The Governor’s Council attracts attention (barely) when its members are elected and again when its members mess up. When the latter happens, as in the council’s rejection Wednesday of Pittsfield attorney Michael J. McCarthy to a judgeship in Southern Berkshire District Court, a harsh and unforgiving light is cast on this two century-old anachronism.
As far as can be determined, the five councilors on the eight-member board who voted against Mr. McCarthy didn’t believe he interviewed well with them. Last fall, when Mr. McCarthy was rejected on a tie 3-3 vote, opponents claimed he indicated that he would offer help to inexperienced prosecutors who were struggling during trials.

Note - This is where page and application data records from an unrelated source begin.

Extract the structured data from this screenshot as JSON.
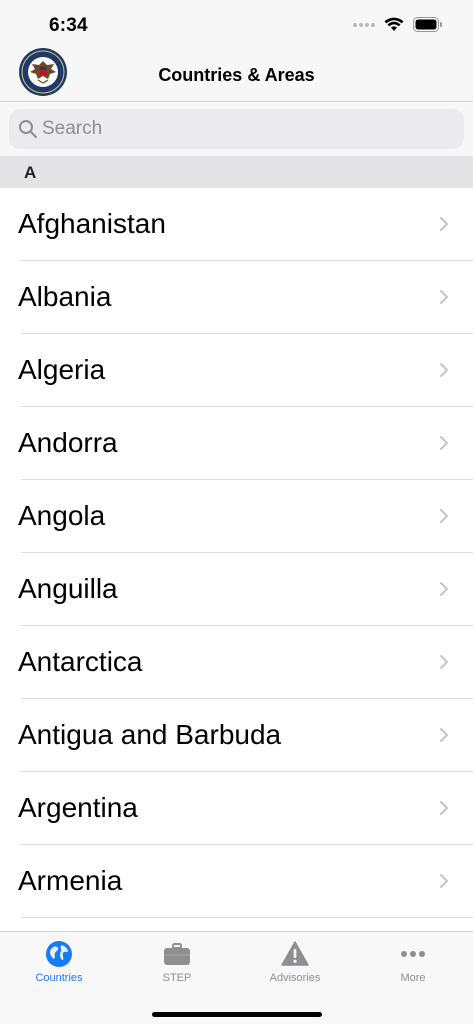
{
  "status_bar": {
    "time": "6:34"
  },
  "nav": {
    "title": "Countries & Areas",
    "logo_icon": "state-department-seal-icon"
  },
  "search": {
    "placeholder": "Search",
    "value": ""
  },
  "section": {
    "letter": "A"
  },
  "countries": [
    {
      "name": "Afghanistan"
    },
    {
      "name": "Albania"
    },
    {
      "name": "Algeria"
    },
    {
      "name": "Andorra"
    },
    {
      "name": "Angola"
    },
    {
      "name": "Anguilla"
    },
    {
      "name": "Antarctica"
    },
    {
      "name": "Antigua and Barbuda"
    },
    {
      "name": "Argentina"
    },
    {
      "name": "Armenia"
    }
  ],
  "tabs": [
    {
      "label": "Countries",
      "icon": "globe-icon",
      "active": true
    },
    {
      "label": "STEP",
      "icon": "briefcase-icon",
      "active": false
    },
    {
      "label": "Advisories",
      "icon": "warning-icon",
      "active": false
    },
    {
      "label": "More",
      "icon": "more-dots-icon",
      "active": false
    }
  ],
  "colors": {
    "accent": "#1a7cf5",
    "inactive_tab": "#8e8e93",
    "chevron": "#c4c4c7",
    "section_header_bg": "#e4e4e6"
  }
}
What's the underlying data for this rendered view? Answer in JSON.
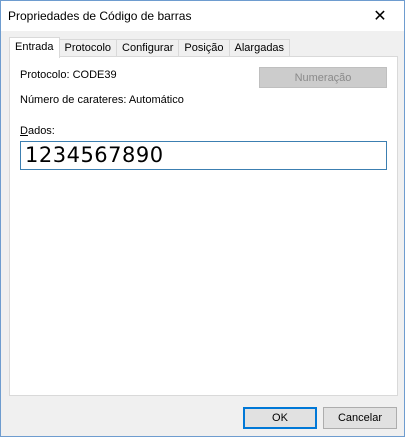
{
  "window": {
    "title": "Propriedades de Código de barras",
    "close_glyph": "✕"
  },
  "tabs": [
    {
      "label": "Entrada",
      "active": true
    },
    {
      "label": "Protocolo",
      "active": false
    },
    {
      "label": "Configurar",
      "active": false
    },
    {
      "label": "Posição",
      "active": false
    },
    {
      "label": "Alargadas",
      "active": false
    }
  ],
  "entrada": {
    "protocolo_label": "Protocolo: CODE39",
    "numero_caracteres_label": "Número de carateres: Automático",
    "numeracao_button": "Numeração",
    "dados_label_mnemonic": "D",
    "dados_label_rest": "ados:",
    "dados_value": "1234567890"
  },
  "footer": {
    "ok_label": "OK",
    "cancel_label": "Cancelar"
  },
  "colors": {
    "accent": "#0078d7",
    "input_border": "#3c7fb1",
    "disabled_button": "#cccccc"
  },
  "icons": {
    "close": "close-icon"
  }
}
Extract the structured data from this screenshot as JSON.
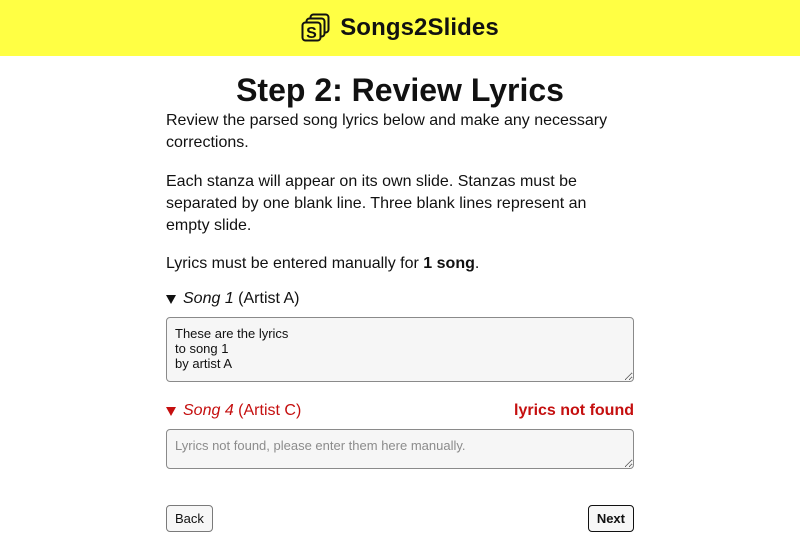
{
  "header": {
    "logo_icon": "stacked-slides-s-icon",
    "app_name": "Songs2Slides",
    "background": "#ffff44"
  },
  "page": {
    "title": "Step 2: Review Lyrics",
    "intro": "Review the parsed song lyrics below and make any necessary corrections.",
    "stanza_note": "Each stanza will appear on its own slide. Stanzas must be separated by one blank line. Three blank lines represent an empty slide.",
    "manual_prefix": "Lyrics must be entered manually for ",
    "manual_count": "1 song",
    "manual_suffix": "."
  },
  "songs": [
    {
      "title": "Song 1",
      "artist": "(Artist A)",
      "lyrics": "These are the lyrics\nto song 1\nby artist A",
      "placeholder": "",
      "warning": "",
      "expanded": true
    },
    {
      "title": "Song 4",
      "artist": "(Artist C)",
      "lyrics": "",
      "placeholder": "Lyrics not found, please enter them here manually.",
      "warning": "lyrics not found",
      "expanded": true,
      "error_color": "#c50f0f"
    }
  ],
  "buttons": {
    "back": "Back",
    "next": "Next"
  }
}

That claim is of dubious merit, but the issue evidently persists.
In favor of Mr. McCarthy, a former Pittsfield city solicitor and assistant district attorney now in private practice, are endorsements offered from Berkshire judges, Berkshire District Attorney David Capeless and area leaders from business and politics. Governor’s Council members are not required to have any legal experience, and the five councilors who voted against Mr. McCarthy apparently know him better than the Berkshire residents who support him even though the closest of the five to the Berkshires lives south of Worcester. The five ‘no’ votes came from Jennie Caissie (Oxford), Eileen Duff (Gloucester), Christopher Ianella (Boston), Terrence Kennedy

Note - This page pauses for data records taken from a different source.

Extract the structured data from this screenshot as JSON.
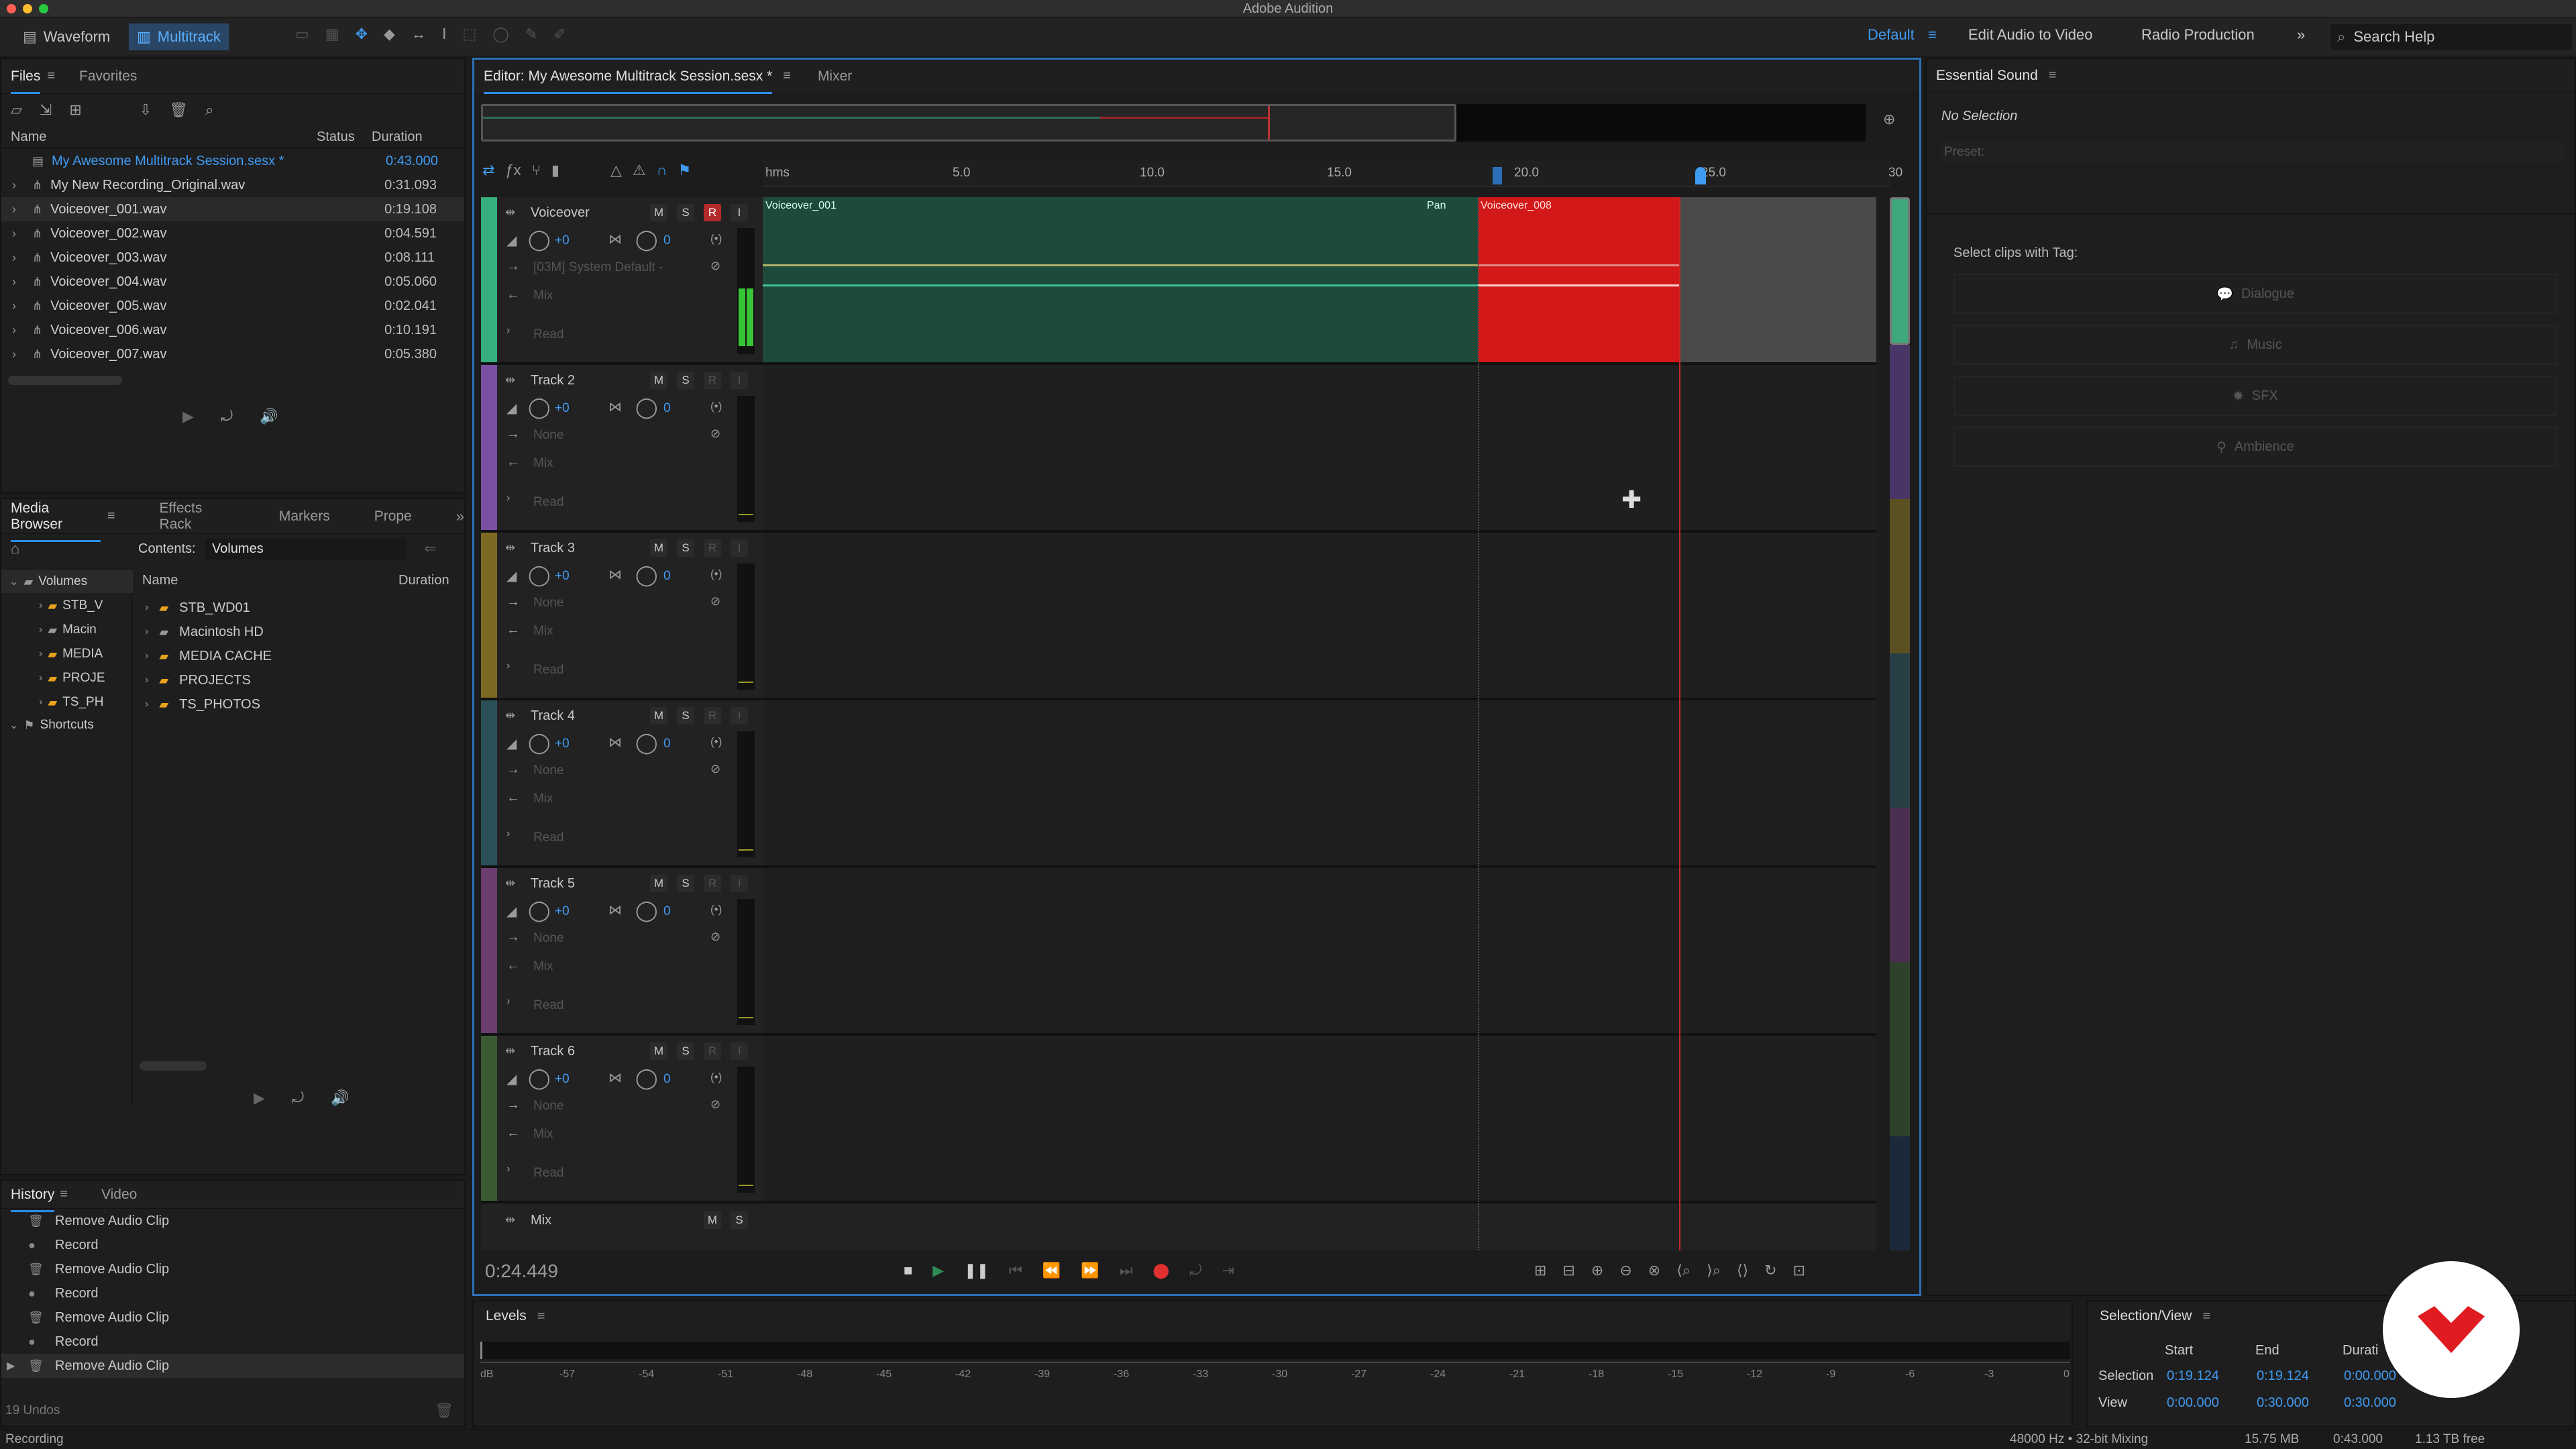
{
  "app_title": "Adobe Audition",
  "modes": {
    "waveform": "Waveform",
    "multitrack": "Multitrack"
  },
  "workspaces": {
    "default": "Default",
    "edit_video": "Edit Audio to Video",
    "radio": "Radio Production",
    "search": "Search Help"
  },
  "files": {
    "tabs": [
      "Files",
      "Favorites"
    ],
    "headers": {
      "name": "Name",
      "status": "Status",
      "duration": "Duration"
    },
    "rows": [
      {
        "name": "My Awesome Multitrack Session.sesx *",
        "duration": "0:43.000"
      },
      {
        "name": "My New Recording_Original.wav",
        "duration": "0:31.093"
      },
      {
        "name": "Voiceover_001.wav",
        "duration": "0:19.108"
      },
      {
        "name": "Voiceover_002.wav",
        "duration": "0:04.591"
      },
      {
        "name": "Voiceover_003.wav",
        "duration": "0:08.111"
      },
      {
        "name": "Voiceover_004.wav",
        "duration": "0:05.060"
      },
      {
        "name": "Voiceover_005.wav",
        "duration": "0:02.041"
      },
      {
        "name": "Voiceover_006.wav",
        "duration": "0:10.191"
      },
      {
        "name": "Voiceover_007.wav",
        "duration": "0:05.380"
      }
    ]
  },
  "media": {
    "tabs": [
      "Media Browser",
      "Effects Rack",
      "Markers",
      "Prope"
    ],
    "contents_label": "Contents:",
    "contents_value": "Volumes",
    "headers": {
      "name": "Name",
      "duration": "Duration"
    },
    "tree": [
      {
        "label": "Volumes"
      },
      {
        "label": "STB_V"
      },
      {
        "label": "Macin"
      },
      {
        "label": "MEDIA"
      },
      {
        "label": "PROJE"
      },
      {
        "label": "TS_PH"
      },
      {
        "label": "Shortcuts"
      }
    ],
    "items": [
      "STB_WD01",
      "Macintosh HD",
      "MEDIA CACHE",
      "PROJECTS",
      "TS_PHOTOS"
    ]
  },
  "history": {
    "tabs": [
      "History",
      "Video"
    ],
    "items": [
      "Remove Audio Clip",
      "Record",
      "Remove Audio Clip",
      "Record",
      "Remove Audio Clip",
      "Record",
      "Remove Audio Clip"
    ],
    "undos": "19 Undos"
  },
  "editor": {
    "tabs": [
      "Editor: My Awesome Multitrack Session.sesx *",
      "Mixer"
    ],
    "ruler": [
      "hms",
      "5.0",
      "10.0",
      "15.0",
      "20.0",
      "25.0",
      "30"
    ],
    "time": "0:24.449",
    "tracks": [
      {
        "name": "Voiceover",
        "vol": "+0",
        "pan": "0",
        "input": "[03M] System Default -",
        "out": "Mix",
        "mode": "Read",
        "color": "#36b07f"
      },
      {
        "name": "Track 2",
        "vol": "+0",
        "pan": "0",
        "input": "None",
        "out": "Mix",
        "mode": "Read",
        "color": "#7b4fa3"
      },
      {
        "name": "Track 3",
        "vol": "+0",
        "pan": "0",
        "input": "None",
        "out": "Mix",
        "mode": "Read",
        "color": "#7d6a22"
      },
      {
        "name": "Track 4",
        "vol": "+0",
        "pan": "0",
        "input": "None",
        "out": "Mix",
        "mode": "Read",
        "color": "#2c5057"
      },
      {
        "name": "Track 5",
        "vol": "+0",
        "pan": "0",
        "input": "None",
        "out": "Mix",
        "mode": "Read",
        "color": "#6a3c6f"
      },
      {
        "name": "Track 6",
        "vol": "+0",
        "pan": "0",
        "input": "None",
        "out": "Mix",
        "mode": "Read",
        "color": "#3b5a33"
      }
    ],
    "mix_track": "Mix",
    "clip1": "Voiceover_001",
    "clip2": "Voiceover_008",
    "pan_label": "Pan",
    "btn_m": "M",
    "btn_s": "S",
    "btn_r": "R",
    "btn_i": "I"
  },
  "essential": {
    "title": "Essential Sound",
    "nosel": "No Selection",
    "preset": "Preset:",
    "tag_label": "Select clips with Tag:",
    "tags": [
      "Dialogue",
      "Music",
      "SFX",
      "Ambience"
    ]
  },
  "levels": {
    "title": "Levels",
    "scale": [
      "dB",
      "-57",
      "-54",
      "-51",
      "-48",
      "-45",
      "-42",
      "-39",
      "-36",
      "-33",
      "-30",
      "-27",
      "-24",
      "-21",
      "-18",
      "-15",
      "-12",
      "-9",
      "-6",
      "-3",
      "0"
    ]
  },
  "selview": {
    "title": "Selection/View",
    "start": "Start",
    "end": "End",
    "dur": "Durati",
    "sel_label": "Selection",
    "view_label": "View",
    "sel_start": "0:19.124",
    "sel_end": "0:19.124",
    "sel_dur": "0:00.000",
    "view_start": "0:00.000",
    "view_end": "0:30.000",
    "view_dur": "0:30.000"
  },
  "status": {
    "left": "Recording",
    "rate": "48000 Hz • 32-bit Mixing",
    "mem": "15.75 MB",
    "dur": "0:43.000",
    "free": "1.13 TB free"
  }
}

A governor, in this case Deval Patrick, should get his judicial nominees unless there is solid evidence that they are unqualified or corrupt. There is no such evidence in this case, and while the councilors dither, an opening created with the retirement of Judge James B. McElroy must continue to be filled by an acting judge, Fredric D. Rutberg, of the Central Berkshire District Court. Absent any good reason for Mr. McCarthy’s rejection, Councilor Michael Albano tells the Eagle he will urge him to resubmit his application.

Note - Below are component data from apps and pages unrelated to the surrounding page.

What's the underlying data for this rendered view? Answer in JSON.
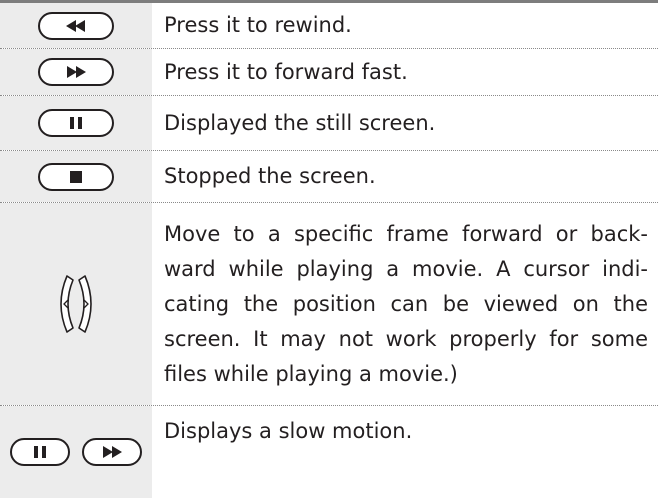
{
  "rows": [
    {
      "icon": "rewind-icon",
      "text": "Press it to rewind."
    },
    {
      "icon": "fast-forward-icon",
      "text": "Press it to forward fast."
    },
    {
      "icon": "pause-icon",
      "text": "Displayed the still screen."
    },
    {
      "icon": "stop-icon",
      "text": "Stopped the screen."
    },
    {
      "icon": "left-right-arrows-icon",
      "text": "Move to a specific frame forward or back-ward while playing a movie. A cursor indi-cating the position can be viewed on the screen. It may not work properly for some files while playing a movie.)"
    },
    {
      "icon": "pause-and-fast-forward-icons",
      "text": "Displays a slow motion."
    }
  ],
  "colors": {
    "icon_cell_bg": "#ececec",
    "top_rule": "#7d7d7d",
    "separator": "#8a8a8a",
    "text": "#231f20"
  }
}
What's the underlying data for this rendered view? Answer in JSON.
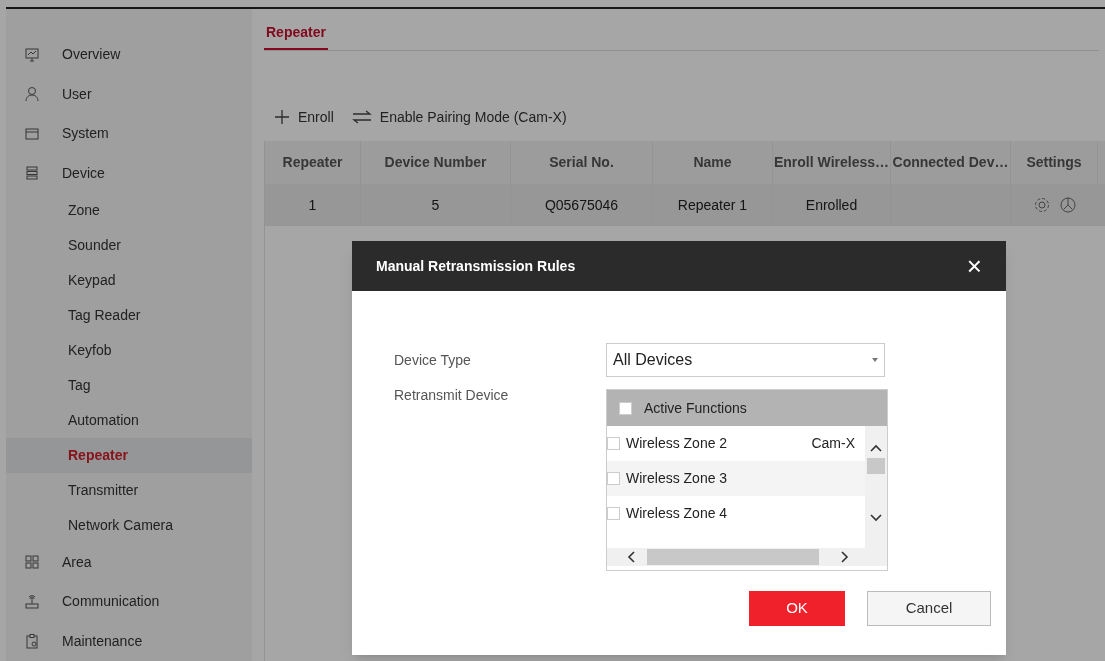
{
  "sidebar": {
    "items": [
      {
        "label": "Overview",
        "selected": false
      },
      {
        "label": "User",
        "selected": false
      },
      {
        "label": "System",
        "selected": false
      },
      {
        "label": "Device",
        "selected": false,
        "children": [
          {
            "label": "Zone",
            "selected": false
          },
          {
            "label": "Sounder",
            "selected": false
          },
          {
            "label": "Keypad",
            "selected": false
          },
          {
            "label": "Tag Reader",
            "selected": false
          },
          {
            "label": "Keyfob",
            "selected": false
          },
          {
            "label": "Tag",
            "selected": false
          },
          {
            "label": "Automation",
            "selected": false
          },
          {
            "label": "Repeater",
            "selected": true
          },
          {
            "label": "Transmitter",
            "selected": false
          },
          {
            "label": "Network Camera",
            "selected": false
          }
        ]
      },
      {
        "label": "Area",
        "selected": false
      },
      {
        "label": "Communication",
        "selected": false
      },
      {
        "label": "Maintenance",
        "selected": false
      }
    ]
  },
  "tabs": [
    {
      "label": "Repeater",
      "selected": true
    }
  ],
  "toolbar": [
    {
      "label": "Enroll"
    },
    {
      "label": "Enable Pairing Mode (Cam-X)"
    }
  ],
  "table": {
    "columns": [
      "Repeater",
      "Device Number",
      "Serial No.",
      "Name",
      "Enroll Wireless…",
      "Connected Dev…",
      "Settings"
    ],
    "rows": [
      {
        "cells": [
          "1",
          "5",
          "Q05675046",
          "Repeater 1",
          "Enrolled",
          ""
        ],
        "selected": true
      }
    ]
  },
  "dialog": {
    "title": "Manual Retransmission Rules",
    "close": "×",
    "device_type": {
      "label": "Device Type",
      "value": "All Devices"
    },
    "retransmit": {
      "label": "Retransmit Device",
      "header": {
        "label": "Active Functions",
        "checked": false
      },
      "items": [
        {
          "label": "Wireless Zone 2",
          "tag": "Cam-X",
          "checked": false
        },
        {
          "label": "Wireless Zone 3",
          "checked": false
        },
        {
          "label": "Wireless Zone 4",
          "checked": false
        }
      ]
    },
    "buttons": [
      {
        "label": "OK",
        "kind": "primary"
      },
      {
        "label": "Cancel",
        "kind": "secondary"
      }
    ]
  }
}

In mid-2011, state Senate President Therese Murray, after an earlier Governor’s Council embarrassment involving judicial nominees, offered legislation eliminating the Council, and while the process to do so is lengthy, if the legislation had advanced then the process would be well under way today. As it is, Mr. McCarthy is the apparent victim of what Pittsfield state Representative Tricia Farley-Bouvier accurately calls "the antiquated process of a broken system."